- Art & Culture
Historic Milanese theater, it is still one of the largest halls in the city hosting prose, dance and music shows.
For many centuries the Carcano Theater, located on Corso di Porta Romana, was one of the city's most elegant venues, selected for hosting triumphant ceremonies and joyful celebrations.
The Carcano Theater is an opera house built by Giuseppe Carcano - the first theatrical impresario - in 1803. The theater was built on the site of the former convent of St. Lazarus.
On 3 September 1803 the nobility and wealthy bourgeoisie filled the theater for opening night: the programme included Zaira taken from the drama by Voltaire, with music by Vincenzo Federici and the dance performance Alfredo il grande, set to the music written by the great Paolo Franchi.
At the time it was built, the upper floors of the Carcano Theater were occupied by private residences, a feature that would later be seen in the majority of 20th century theaters, built in basements and made recognisable by their entrances with illuminated signs.
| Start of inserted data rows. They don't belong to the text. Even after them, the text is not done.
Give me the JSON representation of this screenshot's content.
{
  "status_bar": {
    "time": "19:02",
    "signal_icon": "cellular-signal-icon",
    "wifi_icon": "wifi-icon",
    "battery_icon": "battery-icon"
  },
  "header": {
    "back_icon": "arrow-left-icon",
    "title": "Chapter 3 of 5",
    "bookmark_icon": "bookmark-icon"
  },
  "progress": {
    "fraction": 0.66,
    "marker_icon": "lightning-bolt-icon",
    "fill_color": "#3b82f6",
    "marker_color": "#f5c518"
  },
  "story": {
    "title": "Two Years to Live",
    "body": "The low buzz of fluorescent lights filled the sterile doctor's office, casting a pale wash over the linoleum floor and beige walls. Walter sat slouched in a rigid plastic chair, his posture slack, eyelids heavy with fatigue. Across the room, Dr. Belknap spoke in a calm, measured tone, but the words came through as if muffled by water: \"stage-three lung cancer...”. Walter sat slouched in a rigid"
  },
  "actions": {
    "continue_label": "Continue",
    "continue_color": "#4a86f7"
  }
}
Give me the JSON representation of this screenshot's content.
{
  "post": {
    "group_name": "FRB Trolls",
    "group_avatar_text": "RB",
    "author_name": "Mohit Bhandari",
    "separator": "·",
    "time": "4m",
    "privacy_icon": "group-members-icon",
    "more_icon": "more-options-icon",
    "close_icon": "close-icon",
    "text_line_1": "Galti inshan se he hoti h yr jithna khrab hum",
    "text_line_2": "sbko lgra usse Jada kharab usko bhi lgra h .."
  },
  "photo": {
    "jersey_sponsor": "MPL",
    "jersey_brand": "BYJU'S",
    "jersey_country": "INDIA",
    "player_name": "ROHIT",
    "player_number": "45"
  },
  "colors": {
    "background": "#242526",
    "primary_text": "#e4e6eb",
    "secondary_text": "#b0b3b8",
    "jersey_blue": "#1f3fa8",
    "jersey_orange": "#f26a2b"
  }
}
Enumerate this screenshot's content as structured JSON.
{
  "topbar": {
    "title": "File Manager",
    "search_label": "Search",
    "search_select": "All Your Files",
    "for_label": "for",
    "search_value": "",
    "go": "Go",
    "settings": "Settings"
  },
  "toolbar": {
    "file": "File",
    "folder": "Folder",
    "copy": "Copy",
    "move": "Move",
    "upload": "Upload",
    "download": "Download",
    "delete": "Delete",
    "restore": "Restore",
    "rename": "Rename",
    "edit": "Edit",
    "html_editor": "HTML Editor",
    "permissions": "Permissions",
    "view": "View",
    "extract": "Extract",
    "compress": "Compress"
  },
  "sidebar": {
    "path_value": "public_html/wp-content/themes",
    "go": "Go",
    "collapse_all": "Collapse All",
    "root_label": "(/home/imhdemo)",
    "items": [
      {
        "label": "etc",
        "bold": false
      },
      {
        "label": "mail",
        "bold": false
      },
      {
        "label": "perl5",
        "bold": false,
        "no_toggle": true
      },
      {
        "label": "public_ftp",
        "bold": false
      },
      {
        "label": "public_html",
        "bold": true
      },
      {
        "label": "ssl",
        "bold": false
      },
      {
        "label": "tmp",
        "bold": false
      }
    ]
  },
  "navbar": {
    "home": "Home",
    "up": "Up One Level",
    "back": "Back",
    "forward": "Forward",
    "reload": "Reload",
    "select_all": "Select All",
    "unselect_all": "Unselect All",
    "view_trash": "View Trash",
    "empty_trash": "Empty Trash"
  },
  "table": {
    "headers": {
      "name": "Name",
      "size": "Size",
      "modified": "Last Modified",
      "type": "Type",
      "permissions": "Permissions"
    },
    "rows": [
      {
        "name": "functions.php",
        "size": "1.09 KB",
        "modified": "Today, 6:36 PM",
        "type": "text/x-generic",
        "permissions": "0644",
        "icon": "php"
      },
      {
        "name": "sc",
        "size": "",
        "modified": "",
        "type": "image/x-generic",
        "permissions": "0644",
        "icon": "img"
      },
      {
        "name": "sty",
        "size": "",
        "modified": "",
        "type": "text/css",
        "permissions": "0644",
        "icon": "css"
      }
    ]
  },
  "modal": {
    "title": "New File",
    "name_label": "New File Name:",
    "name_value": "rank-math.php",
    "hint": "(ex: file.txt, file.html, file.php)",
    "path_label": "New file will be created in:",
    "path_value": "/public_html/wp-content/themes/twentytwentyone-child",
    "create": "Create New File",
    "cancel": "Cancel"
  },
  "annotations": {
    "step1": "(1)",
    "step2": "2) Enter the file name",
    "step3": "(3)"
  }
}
Generally attributed to a classic model, the theater was made within a customary horseshoe plan with four tiers of boxes, a gallery, a vault decorated with stucco and gilding, a central medallion and neoclassical ornaments.
It was closed in 1904, demolished in 1913 and rebuilt in subsequent years by Moretti. In 1948 it was converted into a cinema - Cinema Arcadia - and in the early '80s it was once again used as a theater following a radical restructuring project.
Under the artistic direction of Giulio Bosetti - from 1997 until his death in December 2009 - the Carcano has distinguished itself as a theater devoted primarily to prose, with a focus on the scripts when compiling the theater season, the stage design, the prestige of the actors to the promotion and diffusion of culture in a place accessible to everyone, ready to meet the needs and desires of audiences of all ages.